SAN JOSE -- The Sharks did the very necessary thing Tuesday night. They beat the Los Angeles Kings, 2-1, and turned a best-of-seven series into a best-of-three. With momentum.
The Sharks also proved their point. Don't discount that portion of the equation, either.
Last week after they blew a lead in the final two minutes and lost Game 2 in Los Angeles to go down 0-2 in the series, there was much bravura talk by the Sharks' that the crushing defeat would not affect them. A few players expressed their belief that they were the better team than the Kings, even if the scoreboard didn't show it.
We've heard so many teams in so many sports make those sorts of statements over the years. How many back it up?
Well, at least one team.
"We were happy with our effort in Game 2," said Logan Couture late Tuesday after he'd scored the Sharks' winning power-play goal for the second straight game. "We obviously lost that game. But we tried to build off it."
And remarkably, they did. Tuesday night was no easy night at the rink for them. The game followed almost the same pattern as Game 2, the week previous. The Sharks dominated the first period, held service in the second period, then held on for dear life in the third against the best the Kings could muster.
This time, however, Los Angeles did not score two goals in the final two minutes to tie and win the game. The Kings pulled within a goal halfway through the third and then poured it on even more. The Sharks might have been running on fumes in those final moments, poking and clawing desperately to clear the puck or diving to block shots. But the desperation succeeded.
And that's why the series is headed back to Staples Center in L.A. for Game 5 on Thursday night -- with a guarantee that there will also be a Game 6 on Sunday back at HP Pavilion, where the Sharks had the best home record in the NHL this season and where they remain undefeated in the playoffs.
Dan Boyle, the Shark defenseman who'd been one of those expressing his opinion that his team was a slight cut above the Kings even after losing in Game 2, refused to gloat after Tuesday's victory about his hockey correctness.
"We knew if we kept playing that way, we would give ourselves a very good chance to win," Boyle said. "We felt confident about that with our group when we came back here, unlike sometimes in years past when you ... questioned some things."

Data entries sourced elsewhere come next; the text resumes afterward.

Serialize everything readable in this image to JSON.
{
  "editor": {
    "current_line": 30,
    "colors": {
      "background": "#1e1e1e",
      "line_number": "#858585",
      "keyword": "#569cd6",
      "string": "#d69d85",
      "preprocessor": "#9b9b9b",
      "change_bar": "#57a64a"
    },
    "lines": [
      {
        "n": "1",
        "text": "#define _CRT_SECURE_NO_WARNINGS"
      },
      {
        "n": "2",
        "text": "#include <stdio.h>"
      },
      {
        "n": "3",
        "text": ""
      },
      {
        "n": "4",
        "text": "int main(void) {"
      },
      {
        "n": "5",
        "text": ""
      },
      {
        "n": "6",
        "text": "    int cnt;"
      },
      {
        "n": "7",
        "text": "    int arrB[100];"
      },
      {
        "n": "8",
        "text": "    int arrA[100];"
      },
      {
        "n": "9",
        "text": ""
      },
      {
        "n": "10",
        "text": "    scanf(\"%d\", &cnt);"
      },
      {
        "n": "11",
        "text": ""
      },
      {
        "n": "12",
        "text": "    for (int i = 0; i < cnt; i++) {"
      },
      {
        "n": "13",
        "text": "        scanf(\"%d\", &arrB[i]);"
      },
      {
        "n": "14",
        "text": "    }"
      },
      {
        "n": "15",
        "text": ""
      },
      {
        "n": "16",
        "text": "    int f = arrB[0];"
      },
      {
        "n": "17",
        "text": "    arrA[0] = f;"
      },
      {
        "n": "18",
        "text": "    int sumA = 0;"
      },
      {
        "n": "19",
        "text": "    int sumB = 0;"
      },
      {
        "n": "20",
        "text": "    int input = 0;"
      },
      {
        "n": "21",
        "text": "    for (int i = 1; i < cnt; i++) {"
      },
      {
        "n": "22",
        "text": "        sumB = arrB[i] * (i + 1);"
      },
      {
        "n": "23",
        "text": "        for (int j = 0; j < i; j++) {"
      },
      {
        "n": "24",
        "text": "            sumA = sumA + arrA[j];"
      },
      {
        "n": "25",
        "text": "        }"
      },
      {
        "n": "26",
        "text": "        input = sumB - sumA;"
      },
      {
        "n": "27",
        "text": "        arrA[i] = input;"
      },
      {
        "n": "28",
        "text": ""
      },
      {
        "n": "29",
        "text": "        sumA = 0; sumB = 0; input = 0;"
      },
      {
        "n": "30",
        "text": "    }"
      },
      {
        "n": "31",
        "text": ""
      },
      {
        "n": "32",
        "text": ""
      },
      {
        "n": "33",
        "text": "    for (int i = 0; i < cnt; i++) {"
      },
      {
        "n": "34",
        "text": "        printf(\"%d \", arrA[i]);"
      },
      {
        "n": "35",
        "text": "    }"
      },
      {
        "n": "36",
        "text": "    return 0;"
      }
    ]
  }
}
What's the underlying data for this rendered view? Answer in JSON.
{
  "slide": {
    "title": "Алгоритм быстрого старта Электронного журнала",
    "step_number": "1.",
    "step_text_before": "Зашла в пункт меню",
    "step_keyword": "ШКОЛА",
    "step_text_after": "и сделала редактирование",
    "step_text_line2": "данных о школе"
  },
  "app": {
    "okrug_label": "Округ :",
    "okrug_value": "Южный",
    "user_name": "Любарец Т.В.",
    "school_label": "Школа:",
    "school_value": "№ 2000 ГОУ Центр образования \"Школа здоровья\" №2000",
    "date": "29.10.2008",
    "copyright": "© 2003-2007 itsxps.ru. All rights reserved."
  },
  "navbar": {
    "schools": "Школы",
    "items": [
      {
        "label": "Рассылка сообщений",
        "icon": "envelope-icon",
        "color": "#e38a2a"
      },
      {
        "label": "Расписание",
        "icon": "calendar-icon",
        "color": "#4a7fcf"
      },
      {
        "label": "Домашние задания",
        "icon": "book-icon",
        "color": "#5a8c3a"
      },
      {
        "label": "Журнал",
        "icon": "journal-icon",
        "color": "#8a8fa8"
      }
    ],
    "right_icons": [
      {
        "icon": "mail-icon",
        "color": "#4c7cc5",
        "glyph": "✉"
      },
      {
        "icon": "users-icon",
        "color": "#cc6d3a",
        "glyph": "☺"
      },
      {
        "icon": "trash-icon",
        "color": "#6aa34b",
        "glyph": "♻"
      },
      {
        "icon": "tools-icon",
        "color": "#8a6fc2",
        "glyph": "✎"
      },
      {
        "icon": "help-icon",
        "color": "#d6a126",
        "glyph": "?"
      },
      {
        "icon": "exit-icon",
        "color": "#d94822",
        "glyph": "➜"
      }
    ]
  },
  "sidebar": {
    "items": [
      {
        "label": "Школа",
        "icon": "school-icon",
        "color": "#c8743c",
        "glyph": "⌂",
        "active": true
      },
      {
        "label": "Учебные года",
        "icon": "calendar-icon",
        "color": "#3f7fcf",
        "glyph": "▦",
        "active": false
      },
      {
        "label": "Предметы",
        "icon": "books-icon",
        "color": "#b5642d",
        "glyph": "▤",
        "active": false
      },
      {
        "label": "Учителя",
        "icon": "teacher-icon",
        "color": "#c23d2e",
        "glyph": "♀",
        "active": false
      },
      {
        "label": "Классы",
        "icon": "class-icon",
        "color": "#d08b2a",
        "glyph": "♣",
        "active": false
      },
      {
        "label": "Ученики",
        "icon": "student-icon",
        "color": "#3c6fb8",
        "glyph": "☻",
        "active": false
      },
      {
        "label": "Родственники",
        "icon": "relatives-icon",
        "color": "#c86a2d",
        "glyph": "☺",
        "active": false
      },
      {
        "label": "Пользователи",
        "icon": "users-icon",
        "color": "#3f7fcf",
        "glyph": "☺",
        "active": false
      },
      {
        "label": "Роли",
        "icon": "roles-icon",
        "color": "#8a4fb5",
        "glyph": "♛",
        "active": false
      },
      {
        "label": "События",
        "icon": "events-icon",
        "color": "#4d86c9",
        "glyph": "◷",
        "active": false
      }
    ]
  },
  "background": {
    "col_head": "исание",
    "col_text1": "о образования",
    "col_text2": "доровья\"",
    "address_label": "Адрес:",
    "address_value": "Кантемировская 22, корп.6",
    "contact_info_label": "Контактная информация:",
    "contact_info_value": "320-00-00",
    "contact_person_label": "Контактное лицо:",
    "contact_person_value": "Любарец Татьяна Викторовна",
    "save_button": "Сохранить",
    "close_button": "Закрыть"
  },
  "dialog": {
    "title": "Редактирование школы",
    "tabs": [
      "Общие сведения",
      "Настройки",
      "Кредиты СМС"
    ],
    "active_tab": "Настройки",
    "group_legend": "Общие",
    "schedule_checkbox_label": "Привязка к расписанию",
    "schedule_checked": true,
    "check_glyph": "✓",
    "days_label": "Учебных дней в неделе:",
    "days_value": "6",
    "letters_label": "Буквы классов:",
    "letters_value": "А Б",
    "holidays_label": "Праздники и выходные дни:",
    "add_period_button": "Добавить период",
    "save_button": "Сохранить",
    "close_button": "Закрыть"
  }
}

Boyle left that statement hanging, not adding any details. But the history books contain all the grimy details about Shark teams of yore, who looked so flashy and skilled but at a certain point hit a playoff wall and melted.
This 2013 version of our beloved Los Tiburones must contain an anti-melt gene. Because their work in Games 3 and 4, trying to rally from adversity, was impressive. Couture snapped back from his leg injury to score the big goals. Joe Thornton's line with the Tasmanian Devil of hockey, Brent Burns, gave the Kings all sorts of problems. The third line centered by Scott Gomez kept the Kings busy and bothered. Antii Niemi, the goalie, allowed one goal in each of the two HP Pavilion games.
And none of that matters moving ahead, although it's probably better to enter a game with a two-game winning streak than a two-game losing streak. The Kings are still the defending Stanley Cup champions. Their fierceness in the third period Tuesday showed their mettle.
"They brought it," Couture said. "We knew they would. But except for that power-play goal in the third, we kept them out."
"It's going to get tougher," Boyle said. "As you get older in this game, that's what you realize. As hard as it was tonight, it's going to be harder in the next game. We're obviously playing a very good team."
Three times before in franchise history, the Sharks have rallied from an 0-2 deficit to tie up a series at 2-2. But all three times, they've gone on to lose the next two games and be eliminated. One more victory would put them in uncharted waters.
But at least they're sailing into Game 5 with a headwind.